* WORKING DATA *

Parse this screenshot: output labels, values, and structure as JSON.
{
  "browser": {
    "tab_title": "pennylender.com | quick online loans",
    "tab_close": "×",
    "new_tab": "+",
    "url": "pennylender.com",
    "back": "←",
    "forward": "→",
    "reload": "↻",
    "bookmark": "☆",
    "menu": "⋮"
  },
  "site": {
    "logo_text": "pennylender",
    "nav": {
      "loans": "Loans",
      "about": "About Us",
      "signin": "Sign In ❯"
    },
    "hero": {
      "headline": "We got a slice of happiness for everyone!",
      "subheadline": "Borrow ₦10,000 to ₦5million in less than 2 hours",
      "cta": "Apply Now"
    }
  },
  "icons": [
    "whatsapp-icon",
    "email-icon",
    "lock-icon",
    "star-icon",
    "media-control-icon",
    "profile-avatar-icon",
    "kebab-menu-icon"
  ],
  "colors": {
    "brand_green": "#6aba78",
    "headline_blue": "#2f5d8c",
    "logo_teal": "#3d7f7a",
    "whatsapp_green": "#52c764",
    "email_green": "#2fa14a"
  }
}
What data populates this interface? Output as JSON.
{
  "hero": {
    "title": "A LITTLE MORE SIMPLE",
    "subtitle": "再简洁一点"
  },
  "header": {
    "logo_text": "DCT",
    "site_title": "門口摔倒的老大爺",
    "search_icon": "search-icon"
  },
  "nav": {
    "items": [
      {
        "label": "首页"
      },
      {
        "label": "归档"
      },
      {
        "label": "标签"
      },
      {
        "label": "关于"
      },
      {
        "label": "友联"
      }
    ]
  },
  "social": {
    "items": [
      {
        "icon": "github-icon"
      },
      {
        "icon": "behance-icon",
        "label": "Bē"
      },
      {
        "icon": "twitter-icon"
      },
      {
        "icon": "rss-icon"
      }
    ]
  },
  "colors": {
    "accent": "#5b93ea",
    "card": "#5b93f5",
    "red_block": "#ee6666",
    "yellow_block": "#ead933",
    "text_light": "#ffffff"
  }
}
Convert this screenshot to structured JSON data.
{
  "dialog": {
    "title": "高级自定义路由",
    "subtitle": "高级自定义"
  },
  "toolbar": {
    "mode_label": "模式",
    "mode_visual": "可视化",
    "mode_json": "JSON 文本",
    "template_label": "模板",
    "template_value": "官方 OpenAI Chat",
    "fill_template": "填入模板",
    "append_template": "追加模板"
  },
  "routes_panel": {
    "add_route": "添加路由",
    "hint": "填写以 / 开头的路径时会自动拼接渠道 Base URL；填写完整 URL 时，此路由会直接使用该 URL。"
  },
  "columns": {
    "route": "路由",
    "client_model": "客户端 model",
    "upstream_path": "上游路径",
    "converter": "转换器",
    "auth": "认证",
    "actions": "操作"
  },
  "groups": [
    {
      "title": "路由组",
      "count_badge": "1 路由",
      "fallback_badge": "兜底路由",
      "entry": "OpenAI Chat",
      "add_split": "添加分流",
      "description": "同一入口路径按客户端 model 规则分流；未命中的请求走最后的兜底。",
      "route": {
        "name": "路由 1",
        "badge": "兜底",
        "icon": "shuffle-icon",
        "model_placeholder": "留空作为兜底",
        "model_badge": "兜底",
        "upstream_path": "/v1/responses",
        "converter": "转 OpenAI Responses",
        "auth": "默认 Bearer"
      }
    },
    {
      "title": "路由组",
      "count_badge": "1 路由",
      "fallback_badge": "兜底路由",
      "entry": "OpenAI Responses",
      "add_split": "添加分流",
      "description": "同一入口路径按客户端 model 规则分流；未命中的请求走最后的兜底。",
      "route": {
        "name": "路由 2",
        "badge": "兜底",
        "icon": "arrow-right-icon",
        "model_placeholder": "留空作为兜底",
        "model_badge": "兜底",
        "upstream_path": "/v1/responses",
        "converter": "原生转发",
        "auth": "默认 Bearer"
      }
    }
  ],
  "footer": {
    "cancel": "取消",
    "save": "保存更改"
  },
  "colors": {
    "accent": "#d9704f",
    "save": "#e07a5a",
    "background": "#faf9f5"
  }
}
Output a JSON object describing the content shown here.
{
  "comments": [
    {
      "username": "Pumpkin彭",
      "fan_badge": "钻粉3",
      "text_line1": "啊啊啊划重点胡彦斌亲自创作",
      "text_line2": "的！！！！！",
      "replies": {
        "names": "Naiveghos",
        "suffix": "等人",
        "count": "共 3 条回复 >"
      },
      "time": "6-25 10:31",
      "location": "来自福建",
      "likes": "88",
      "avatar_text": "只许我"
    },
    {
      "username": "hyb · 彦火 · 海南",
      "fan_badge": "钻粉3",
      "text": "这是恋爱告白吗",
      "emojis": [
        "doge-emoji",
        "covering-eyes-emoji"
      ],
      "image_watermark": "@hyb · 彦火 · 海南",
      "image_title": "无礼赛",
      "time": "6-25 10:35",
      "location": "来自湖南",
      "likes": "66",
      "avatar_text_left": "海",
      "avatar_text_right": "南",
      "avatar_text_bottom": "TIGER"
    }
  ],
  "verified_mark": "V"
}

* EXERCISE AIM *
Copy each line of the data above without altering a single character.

* WRITTEN REPLY *
Parse this screenshot: output labels, values, and structure as JSON.
{
  "browser": {
    "tab_title": "pennylender.com | quick online loans",
    "tab_close": "×",
    "new_tab": "+",
    "url": "pennylender.com",
    "back": "←",
    "forward": "→",
    "reload": "↻",
    "bookmark": "☆",
    "menu": "⋮"
  },
  "site": {
    "logo_text": "pennylender",
    "nav": {
      "loans": "Loans",
      "about": "About Us",
      "signin": "Sign In ❯"
    },
    "hero": {
      "headline": "We got a slice of happiness for everyone!",
      "subheadline": "Borrow ₦10,000 to ₦5million in less than 2 hours",
      "cta": "Apply Now"
    }
  },
  "icons": [
    "whatsapp-icon",
    "email-icon",
    "lock-icon",
    "star-icon",
    "media-control-icon",
    "profile-avatar-icon",
    "kebab-menu-icon"
  ],
  "colors": {
    "brand_green": "#6aba78",
    "headline_blue": "#2f5d8c",
    "logo_teal": "#3d7f7a",
    "whatsapp_green": "#52c764",
    "email_green": "#2fa14a"
  }
}
What data populates this interface? Output as JSON.
{
  "hero": {
    "title": "A LITTLE MORE SIMPLE",
    "subtitle": "再简洁一点"
  },
  "header": {
    "logo_text": "DCT",
    "site_title": "門口摔倒的老大爺",
    "search_icon": "search-icon"
  },
  "nav": {
    "items": [
      {
        "label": "首页"
      },
      {
        "label": "归档"
      },
      {
        "label": "标签"
      },
      {
        "label": "关于"
      },
      {
        "label": "友联"
      }
    ]
  },
  "social": {
    "items": [
      {
        "icon": "github-icon"
      },
      {
        "icon": "behance-icon",
        "label": "Bē"
      },
      {
        "icon": "twitter-icon"
      },
      {
        "icon": "rss-icon"
      }
    ]
  },
  "colors": {
    "accent": "#5b93ea",
    "card": "#5b93f5",
    "red_block": "#ee6666",
    "yellow_block": "#ead933",
    "text_light": "#ffffff"
  }
}
Convert this screenshot to structured JSON data.
{
  "dialog": {
    "title": "高级自定义路由",
    "subtitle": "高级自定义"
  },
  "toolbar": {
    "mode_label": "模式",
    "mode_visual": "可视化",
    "mode_json": "JSON 文本",
    "template_label": "模板",
    "template_value": "官方 OpenAI Chat",
    "fill_template": "填入模板",
    "append_template": "追加模板"
  },
  "routes_panel": {
    "add_route": "添加路由",
    "hint": "填写以 / 开头的路径时会自动拼接渠道 Base URL；填写完整 URL 时，此路由会直接使用该 URL。"
  },
  "columns": {
    "route": "路由",
    "client_model": "客户端 model",
    "upstream_path": "上游路径",
    "converter": "转换器",
    "auth": "认证",
    "actions": "操作"
  },
  "groups": [
    {
      "title": "路由组",
      "count_badge": "1 路由",
      "fallback_badge": "兜底路由",
      "entry": "OpenAI Chat",
      "add_split": "添加分流",
      "description": "同一入口路径按客户端 model 规则分流；未命中的请求走最后的兜底。",
      "route": {
        "name": "路由 1",
        "badge": "兜底",
        "icon": "shuffle-icon",
        "model_placeholder": "留空作为兜底",
        "model_badge": "兜底",
        "upstream_path": "/v1/responses",
        "converter": "转 OpenAI Responses",
        "auth": "默认 Bearer"
      }
    },
    {
      "title": "路由组",
      "count_badge": "1 路由",
      "fallback_badge": "兜底路由",
      "entry": "OpenAI Responses",
      "add_split": "添加分流",
      "description": "同一入口路径按客户端 model 规则分流；未命中的请求走最后的兜底。",
      "route": {
        "name": "路由 2",
        "badge": "兜底",
        "icon": "arrow-right-icon",
        "model_placeholder": "留空作为兜底",
        "model_badge": "兜底",
        "upstream_path": "/v1/responses",
        "converter": "原生转发",
        "auth": "默认 Bearer"
      }
    }
  ],
  "footer": {
    "cancel": "取消",
    "save": "保存更改"
  },
  "colors": {
    "accent": "#d9704f",
    "save": "#e07a5a",
    "background": "#faf9f5"
  }
}
Output a JSON object describing the content shown here.
{
  "comments": [
    {
      "username": "Pumpkin彭",
      "fan_badge": "钻粉3",
      "text_line1": "啊啊啊划重点胡彦斌亲自创作",
      "text_line2": "的！！！！！",
      "replies": {
        "names": "Naiveghos",
        "suffix": "等人",
        "count": "共 3 条回复 >"
      },
      "time": "6-25 10:31",
      "location": "来自福建",
      "likes": "88",
      "avatar_text": "只许我"
    },
    {
      "username": "hyb · 彦火 · 海南",
      "fan_badge": "钻粉3",
      "text": "这是恋爱告白吗",
      "emojis": [
        "doge-emoji",
        "covering-eyes-emoji"
      ],
      "image_watermark": "@hyb · 彦火 · 海南",
      "image_title": "无礼赛",
      "time": "6-25 10:35",
      "location": "来自湖南",
      "likes": "66",
      "avatar_text_left": "海",
      "avatar_text_right": "南",
      "avatar_text_bottom": "TIGER"
    }
  ],
  "verified_mark": "V"
}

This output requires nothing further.